Problem description:
Please return every line of the records that contains the word "donate".

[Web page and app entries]

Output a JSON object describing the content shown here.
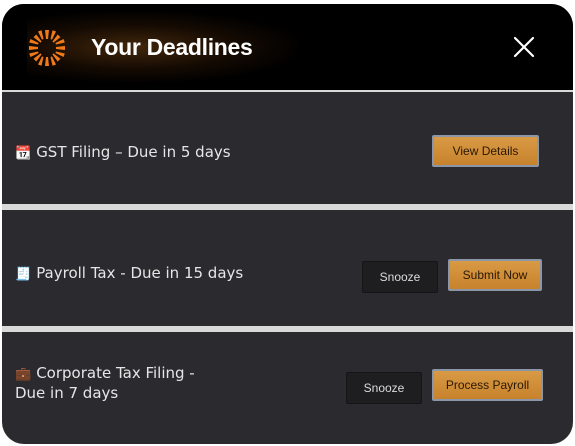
{
  "header": {
    "title": "Your Deadlines",
    "logo_icon": "sunburst-logo-icon",
    "close_icon": "close-x-icon"
  },
  "deadlines": [
    {
      "icon": "📆",
      "text": "GST Filing – Due in 5 days",
      "primary_label": "View Details"
    },
    {
      "icon": "🧾",
      "text": "Payroll Tax - Due in 15 days",
      "secondary_label": "Snooze",
      "primary_label": "Submit Now"
    },
    {
      "icon": "💼",
      "text_line1": "Corporate Tax Filing -",
      "text_line2": "Due in 7 days",
      "secondary_label": "Snooze",
      "primary_label": "Process Payroll"
    }
  ],
  "colors": {
    "panel_bg": "#2b2a2e",
    "header_bg": "#000000",
    "accent": "#f07a1a",
    "button_primary": "#d08b38",
    "separator": "#d9d9d9"
  }
}
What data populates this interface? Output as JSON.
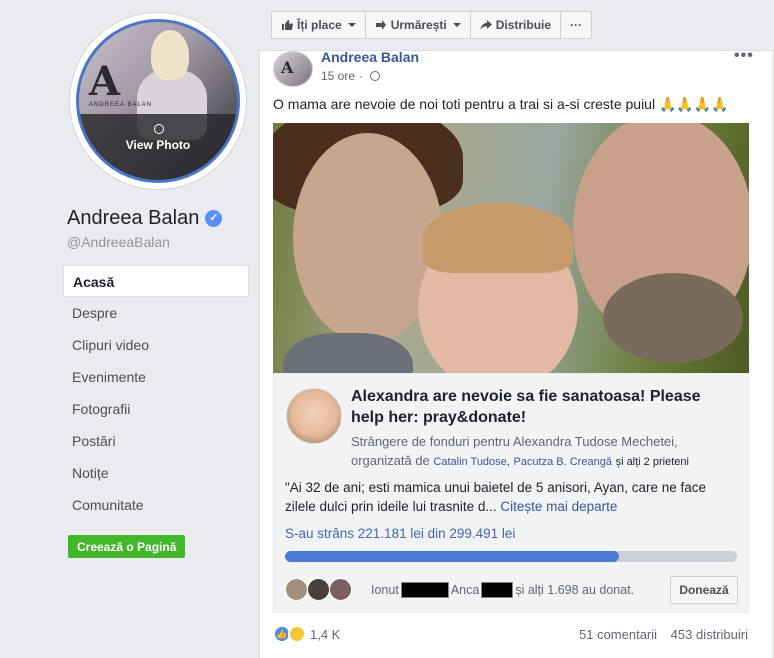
{
  "profile": {
    "view_photo": "View Photo",
    "name": "Andreea Balan",
    "handle": "@AndreeaBalan",
    "logo_letter": "A",
    "logo_text": "ANDREEA BALAN"
  },
  "nav": [
    {
      "label": "Acasă",
      "active": true
    },
    {
      "label": "Despre"
    },
    {
      "label": "Clipuri video"
    },
    {
      "label": "Evenimente"
    },
    {
      "label": "Fotografii"
    },
    {
      "label": "Postări"
    },
    {
      "label": "Notițe"
    },
    {
      "label": "Comunitate"
    }
  ],
  "create_page": "Creează o Pagină",
  "actions": {
    "like": "Îți place",
    "follow": "Urmărești",
    "share": "Distribuie",
    "more": "···"
  },
  "post": {
    "author": "Andreea Balan",
    "time": "15 ore",
    "more": "•••",
    "text": "O mama are nevoie de noi toti pentru a trai si a-si creste puiul",
    "emoji": "🙏🙏🙏🙏"
  },
  "fundraiser": {
    "title": "Alexandra are nevoie sa fie sanatoasa! Please help her: pray&donate!",
    "sub_prefix": "Strângere de fonduri pentru Alexandra Tudose Mechetei, organizată de",
    "organizer1": "Catalin Tudose",
    "organizer2": "Pacutza B. Creangă",
    "sub_suffix": "și alți 2 prieteni",
    "desc": "\"Ai 32 de ani; esti mamica unui baietel de 5 anisori, Ayan, care ne face zilele dulci prin ideile lui trasnite d...",
    "read_more": "Citește mai departe",
    "raised": "S-au strâns 221.181 lei din 299.491 lei",
    "progress_percent": 73.9,
    "donor1": "Ionut",
    "donor2": "Anca",
    "donor_suffix": "și alți 1.698 au donat.",
    "donate": "Donează"
  },
  "footer": {
    "reactions": "1,4 K",
    "comments": "51 comentarii",
    "shares": "453 distribuiri"
  },
  "colors": {
    "link": "#385898",
    "accent": "#4267b2",
    "green": "#42b72a"
  }
}
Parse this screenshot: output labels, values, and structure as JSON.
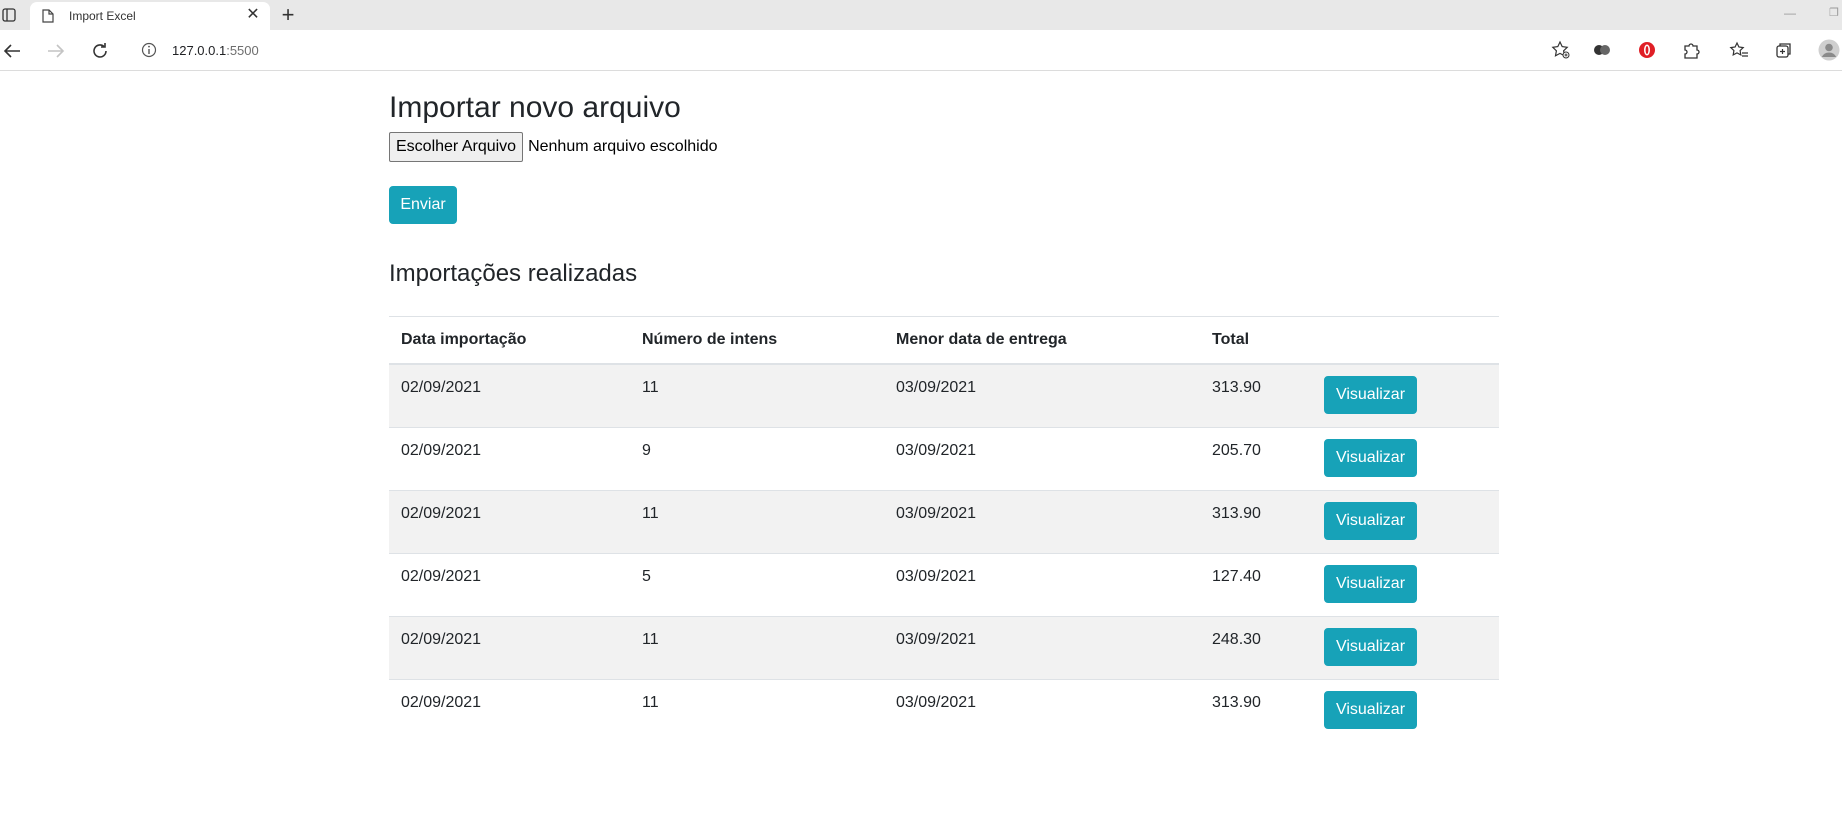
{
  "browser": {
    "tab_title": "Import Excel",
    "url_host": "127.0.0.1",
    "url_port": ":5500"
  },
  "page": {
    "title": "Importar novo arquivo",
    "file_button_label": "Escolher Arquivo",
    "file_status": "Nenhum arquivo escolhido",
    "send_label": "Enviar",
    "section_title": "Importações realizadas"
  },
  "table": {
    "headers": [
      "Data importação",
      "Número de intens",
      "Menor data de entrega",
      "Total",
      ""
    ],
    "action_label": "Visualizar",
    "rows": [
      {
        "data": "02/09/2021",
        "itens": "11",
        "menor": "03/09/2021",
        "total": "313.90"
      },
      {
        "data": "02/09/2021",
        "itens": "9",
        "menor": "03/09/2021",
        "total": "205.70"
      },
      {
        "data": "02/09/2021",
        "itens": "11",
        "menor": "03/09/2021",
        "total": "313.90"
      },
      {
        "data": "02/09/2021",
        "itens": "5",
        "menor": "03/09/2021",
        "total": "127.40"
      },
      {
        "data": "02/09/2021",
        "itens": "11",
        "menor": "03/09/2021",
        "total": "248.30"
      },
      {
        "data": "02/09/2021",
        "itens": "11",
        "menor": "03/09/2021",
        "total": "313.90"
      }
    ]
  },
  "colors": {
    "accent": "#17a2b8",
    "stripe": "#f2f2f2"
  }
}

Answer to this problem:
    "title": "Alexandra are nevoie sa fie sanatoasa! Please help her: pray&donate!",
    "donate": "Donează"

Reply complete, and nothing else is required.